■ What the task asks:
Note each line in the data below that holds "Discount", and copy it.

■ Records for this exercise:
########################################
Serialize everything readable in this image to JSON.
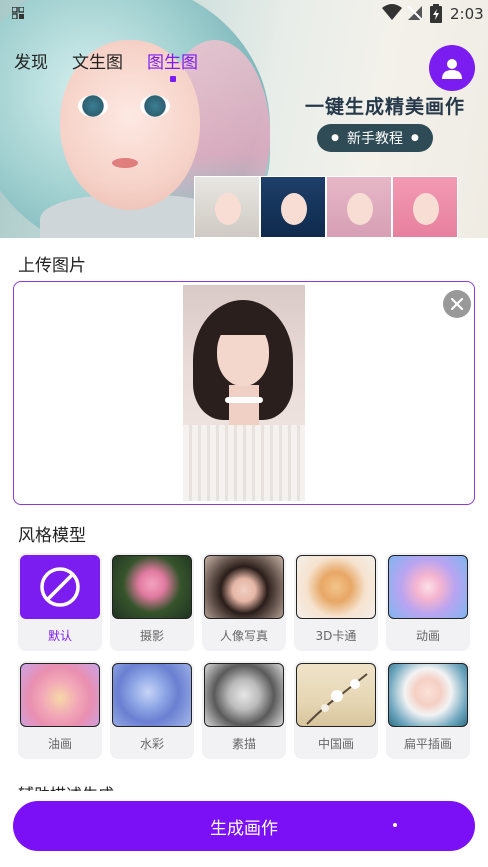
{
  "status_bar": {
    "time": "2:03"
  },
  "tabs": [
    {
      "label": "发现",
      "active": false
    },
    {
      "label": "文生图",
      "active": false
    },
    {
      "label": "图生图",
      "active": true
    }
  ],
  "banner": {
    "slogan": "一键生成精美画作",
    "tutorial_label": "新手教程"
  },
  "upload": {
    "title": "上传图片"
  },
  "styles_section": {
    "title": "风格模型",
    "items": [
      {
        "label": "默认",
        "selected": true,
        "icon": "ban-icon"
      },
      {
        "label": "摄影",
        "selected": false,
        "icon": "lotus-photo"
      },
      {
        "label": "人像写真",
        "selected": false,
        "icon": "portrait-photo"
      },
      {
        "label": "3D卡通",
        "selected": false,
        "icon": "hamster-3d"
      },
      {
        "label": "动画",
        "selected": false,
        "icon": "anime-girl"
      },
      {
        "label": "油画",
        "selected": false,
        "icon": "cat-oil"
      },
      {
        "label": "水彩",
        "selected": false,
        "icon": "hydrangea-watercolor"
      },
      {
        "label": "素描",
        "selected": false,
        "icon": "sketch-portrait"
      },
      {
        "label": "中国画",
        "selected": false,
        "icon": "chinese-painting"
      },
      {
        "label": "扁平插画",
        "selected": false,
        "icon": "flat-illustration"
      }
    ]
  },
  "hint_text": "辅助描述生成",
  "generate_button": {
    "label": "生成画作"
  },
  "colors": {
    "accent": "#7b1cf0",
    "button": "#7b0ff5"
  }
}
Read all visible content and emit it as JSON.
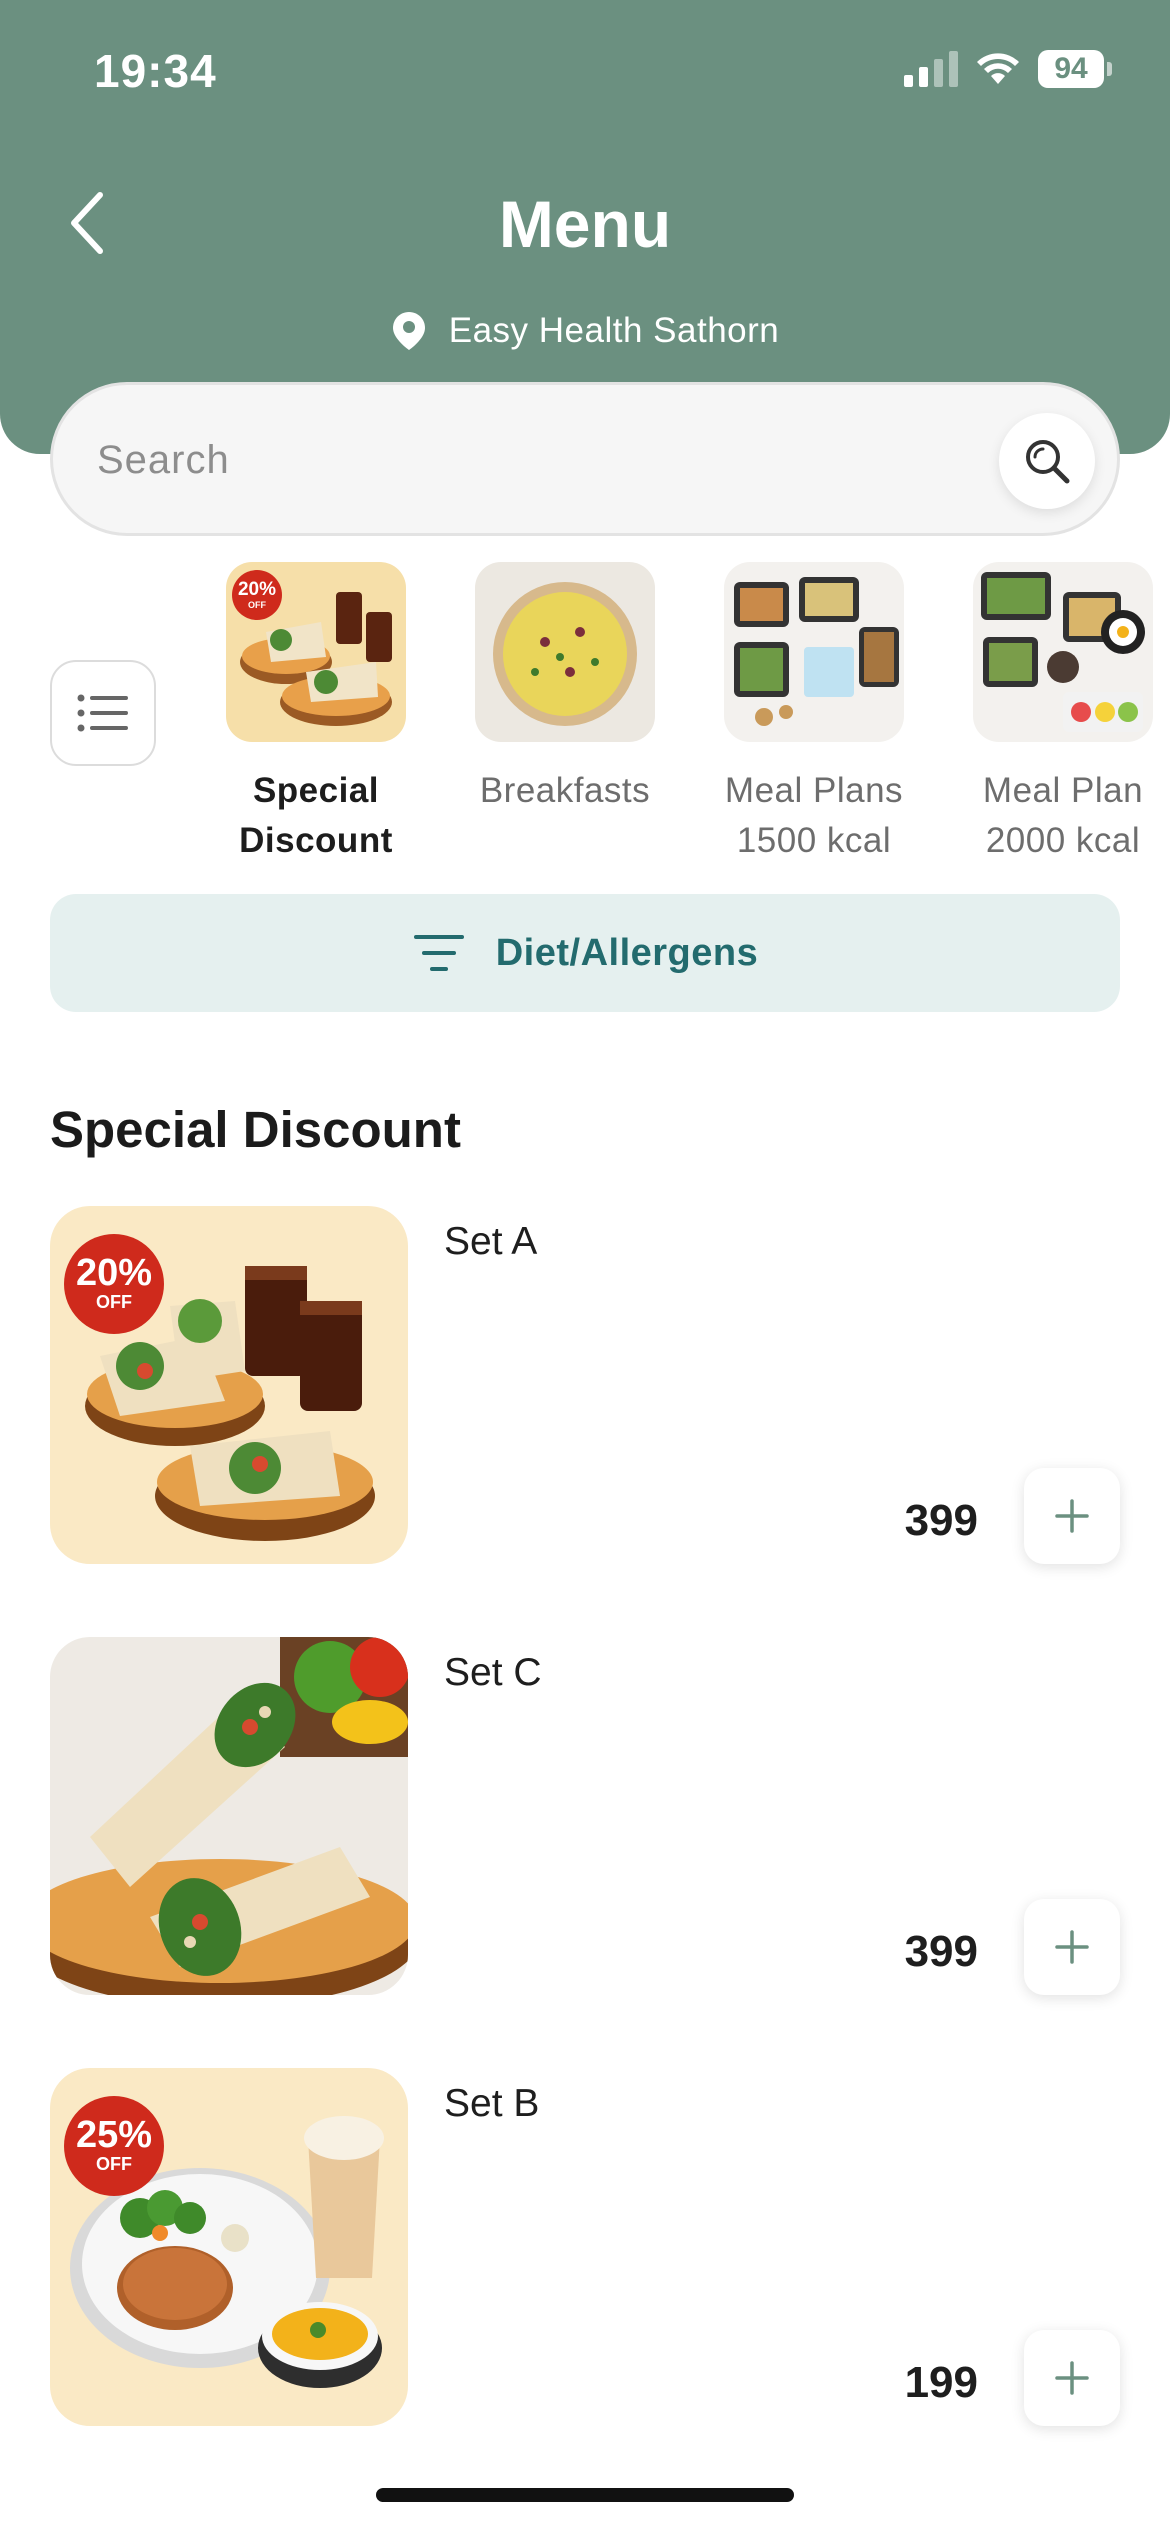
{
  "status_bar": {
    "time": "19:34",
    "battery": "94"
  },
  "header": {
    "title": "Menu",
    "location": "Easy Health Sathorn"
  },
  "search": {
    "placeholder": "Search"
  },
  "categories": [
    {
      "line1": "Special",
      "line2": "Discount",
      "active": true
    },
    {
      "line1": "Breakfasts",
      "line2": "",
      "active": false
    },
    {
      "line1": "Meal Plans",
      "line2": "1500 kcal",
      "active": false
    },
    {
      "line1": "Meal Plan",
      "line2": "2000 kcal",
      "active": false
    }
  ],
  "category_badge": "20%",
  "filter": {
    "label": "Diet/Allergens"
  },
  "section": {
    "title": "Special Discount"
  },
  "items": [
    {
      "name": "Set A",
      "price": "399",
      "badge_pct": "20%",
      "badge_off": "OFF"
    },
    {
      "name": "Set C",
      "price": "399"
    },
    {
      "name": "Set B",
      "price": "199",
      "badge_pct": "25%",
      "badge_off": "OFF"
    }
  ],
  "colors": {
    "header": "#6b9080",
    "accent": "#236b6e",
    "badge": "#cf2a1c",
    "filter_bg": "#e5f0ef"
  }
}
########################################
■ Answer space:
      "line2": "Discount",
    "title": "Special Discount"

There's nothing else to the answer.